Don't worry if it's a product nobody's heard about or is difficult to explain on your resume. You want the hiring manager to be curious about you. That's why they have interviews - so they can get more information about your qualifications. Be brief. Be specific. And give them enough information that will leave them wanting more.

5. Showcase yourself at the right level. I review a lot of resumes and more times than not, the resume reflects the job candidate at a much lower level than what they really are. Use strong verbs like: managed, supervised, led, orchestrated, etc.

Also, sometimes less is more. You don't need to include every job role you've ever had on your resume. When you keep lower level jobs on your resume, it brings your whole career level down a notch. And conversely, when you delete some of those lower level roles and focus on those jobs where you had more responsibilities and more significant accomplishments - you're perceived at a level higher.

6. Use the correct format. There's a chronological format, and there's a skills-based format. Be sure to use the format that showcases you in the best way possible. Also, if you're applying for a position posted on an on-line job board, like Monster or CareerBuilder, then make sure you use the text only format.

7. Always be truthful. The last thing you want to do is to overstate what you've accomplished and get into a job that you're unqualified and inexperienced. Also, don't be embarrassed if you have any gaps in employment. It is completely normal to have gaps. Life happens. Hiring managers understand this. If you took a break for more than a year, then just list the years and write next it, Career Break.

8. Relevant, targeted and customized. Employers don't have time to read about every single skill and job that you've ever had. They just want to know, are you qualified to do their job? So spotlight only those skills and responsibilities that directly relate to that position.

Customize your resume to go for the job and company you want. A hiring manager will notice you so much more if your resume is specifically targeted to that position for which you are applying.

9. Write a personalized cover letter. Hiring managers form their first impression of you based on your resume and cover letter. So the last thing you want to do is send out a generic, mass mailing cover letter. It should be short, direct, state your key accomplishments, and be enthusiastic. Make it personal and be specific why you are passionate about going to work for that particular company.

10. Get a professional resume critique. Studies show that your resume has about 20-seconds in the hands of a hiring manager before it gets tossed into the maybe pile, or into the trash. So it needs to make a great first impression! Think of it this way - when you walk into an interview you want to make a great first impression so you're going to dress well, wear a great pair of shoes, you're going to smile more, etc. Well your resume needs to do the same thing.
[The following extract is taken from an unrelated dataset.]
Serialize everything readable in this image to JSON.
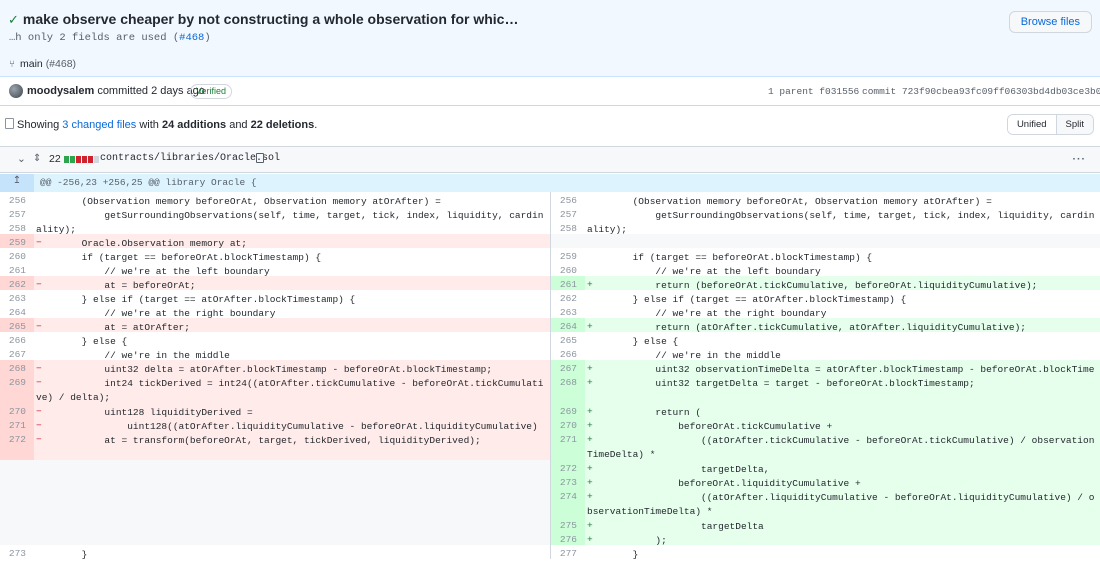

You may think that your resume is sharp looking, but are you confident it's going to help you stand out from your competition? Invest in having your resume professionally critiqued. Getting some personalized recommendations from a resume expert could not only get you more high quality job interviews, but it may also help position you at a higher level which could mean getting a higher starting salary!
About the Author
Sherri Thomas is President of Career Coaching 360, an international speaker, and author of "Career Smart - 5 Steps to a Powerful Personal Brand." Career Coaching 360 Career Coaching provides career planning, management coaching, and leadership development support to help professionals change careers quickly and easily.
Rating:
Please Rate:
(Average: Not rated)
Views: 221
Print Email Report Share
Article Categories